The surprising fact is that only 10% of organisations can put a figure on the cost of replacing leavers and they estimate the cost at around £550. This is a ludicrous under-estimate. I have an old Audit Commission report on labour turnover in the NHS which estimated the cost of replacing a qualified nurse at almost £5,000 back in 1995!

Now 1995 might seem a long time ago but times were hard in the early to mid-90s too. The Audit Commission research found that only half of the labour turnover could be accounted for by market conditions and the rest was due to differences in employment practices. Would it be any different today?

The report found that in many organisations there was an induction crisis. When staff were replaced they often left in the first year due to poor induction and management not managing expectations (or overselling the job).
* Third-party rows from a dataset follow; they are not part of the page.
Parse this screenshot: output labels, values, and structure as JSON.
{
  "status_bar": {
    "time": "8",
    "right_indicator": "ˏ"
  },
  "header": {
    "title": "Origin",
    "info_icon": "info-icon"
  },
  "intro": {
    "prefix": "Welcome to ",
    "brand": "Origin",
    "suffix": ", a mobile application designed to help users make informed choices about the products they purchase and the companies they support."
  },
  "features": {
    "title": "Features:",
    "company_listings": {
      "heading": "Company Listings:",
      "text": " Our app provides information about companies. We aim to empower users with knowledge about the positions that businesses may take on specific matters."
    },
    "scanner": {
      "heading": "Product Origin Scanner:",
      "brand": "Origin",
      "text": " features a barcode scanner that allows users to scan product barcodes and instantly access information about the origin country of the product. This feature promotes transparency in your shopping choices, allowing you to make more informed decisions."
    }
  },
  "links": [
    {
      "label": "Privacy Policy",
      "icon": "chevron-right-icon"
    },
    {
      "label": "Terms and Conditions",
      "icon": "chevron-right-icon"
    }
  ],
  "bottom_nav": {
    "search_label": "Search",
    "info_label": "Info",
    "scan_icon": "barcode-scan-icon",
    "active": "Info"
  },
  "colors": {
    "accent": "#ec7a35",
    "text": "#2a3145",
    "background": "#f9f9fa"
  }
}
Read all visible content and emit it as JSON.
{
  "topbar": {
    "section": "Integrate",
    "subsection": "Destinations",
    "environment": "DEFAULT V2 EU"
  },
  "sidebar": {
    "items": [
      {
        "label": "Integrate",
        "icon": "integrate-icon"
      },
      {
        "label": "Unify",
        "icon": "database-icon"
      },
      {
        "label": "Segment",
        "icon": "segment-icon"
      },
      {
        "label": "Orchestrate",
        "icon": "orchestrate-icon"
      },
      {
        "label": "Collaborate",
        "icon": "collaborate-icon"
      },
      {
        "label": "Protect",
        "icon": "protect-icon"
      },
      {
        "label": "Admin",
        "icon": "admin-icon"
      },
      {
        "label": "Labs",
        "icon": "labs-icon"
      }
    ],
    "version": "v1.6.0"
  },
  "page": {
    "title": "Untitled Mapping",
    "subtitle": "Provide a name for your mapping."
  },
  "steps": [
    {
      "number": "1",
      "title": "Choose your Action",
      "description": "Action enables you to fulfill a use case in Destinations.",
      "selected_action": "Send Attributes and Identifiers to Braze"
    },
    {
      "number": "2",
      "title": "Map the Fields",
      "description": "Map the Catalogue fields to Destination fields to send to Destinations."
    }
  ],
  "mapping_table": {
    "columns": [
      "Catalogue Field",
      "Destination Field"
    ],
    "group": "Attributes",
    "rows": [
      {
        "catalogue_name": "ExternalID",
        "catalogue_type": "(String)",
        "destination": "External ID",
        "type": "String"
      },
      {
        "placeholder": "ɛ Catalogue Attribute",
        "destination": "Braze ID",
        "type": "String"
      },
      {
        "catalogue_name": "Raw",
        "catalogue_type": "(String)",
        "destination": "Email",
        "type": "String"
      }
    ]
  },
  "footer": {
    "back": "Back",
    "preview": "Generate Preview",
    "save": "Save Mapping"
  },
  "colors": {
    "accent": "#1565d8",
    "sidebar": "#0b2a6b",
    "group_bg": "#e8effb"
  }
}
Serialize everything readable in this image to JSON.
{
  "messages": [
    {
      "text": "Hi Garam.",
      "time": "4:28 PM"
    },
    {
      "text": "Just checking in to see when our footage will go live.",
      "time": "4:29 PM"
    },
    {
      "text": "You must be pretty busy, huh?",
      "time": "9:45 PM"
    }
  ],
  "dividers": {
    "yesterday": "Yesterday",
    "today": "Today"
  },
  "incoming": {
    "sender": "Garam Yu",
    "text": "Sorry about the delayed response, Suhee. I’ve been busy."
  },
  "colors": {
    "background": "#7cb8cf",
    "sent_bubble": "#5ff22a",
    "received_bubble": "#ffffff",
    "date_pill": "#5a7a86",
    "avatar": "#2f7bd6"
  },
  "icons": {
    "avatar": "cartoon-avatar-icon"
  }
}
It’s common knowledge now that the first 100 days are the key to succeeding in a new job.

The report went on to suggest asking staff why they were leaving and offering more family-friendly working conditions such as job-sharing and career breaks. Exit surveys and the other policies are now fairly standard, at least in large organisations, but have they actually had an impact on employee engagement? World-wide there has been a decline in employee engagement for the second year running.

Because this is not about employment practices per se but about how people are managed. Why are employees in family firms more loyal than in other sectors? Because they feel more valued among other reasons. Companies bucking the trend in having engaged employees listened to employees and took action.

Managers have the prime responsibility for keeping staff engaged and motivated, even in difficult times. That’s what makes a good manager isn’t it? Unfortunately there are still too many ineffective managers. The CMI thinks that ineffective management is costing UK businesses more than £19 billion in working time lost through ineffective management.

Amongst the worst practices are poor communication, lack of support, micro-management, lack of direction, and discriminatory and bullying behaviour. Companies bucking the trend in having engaged employees listened to employees and took action.

And the most effective managers inspired confidence, recognised staff contributions, gave staff challenging work to do, and showed a sense of responsibility to employees and their community.

So if your organisation thinks it hasn’t got a turnover problem now, or that it can exploit employees who are in fear of losing their jobs and can’t get another at the moment; think about what you are doing. Times will change, good staff will leave anyway, less marketable employees will stay and be unproductive or even sabotage your business.

CMI research suggests that 50% of employees are thinking about exploring new career opportunities, many wanting to turn hobbies into businesses.

The same survey showed that 2 out of 3 people are “gripped with fear” over job security.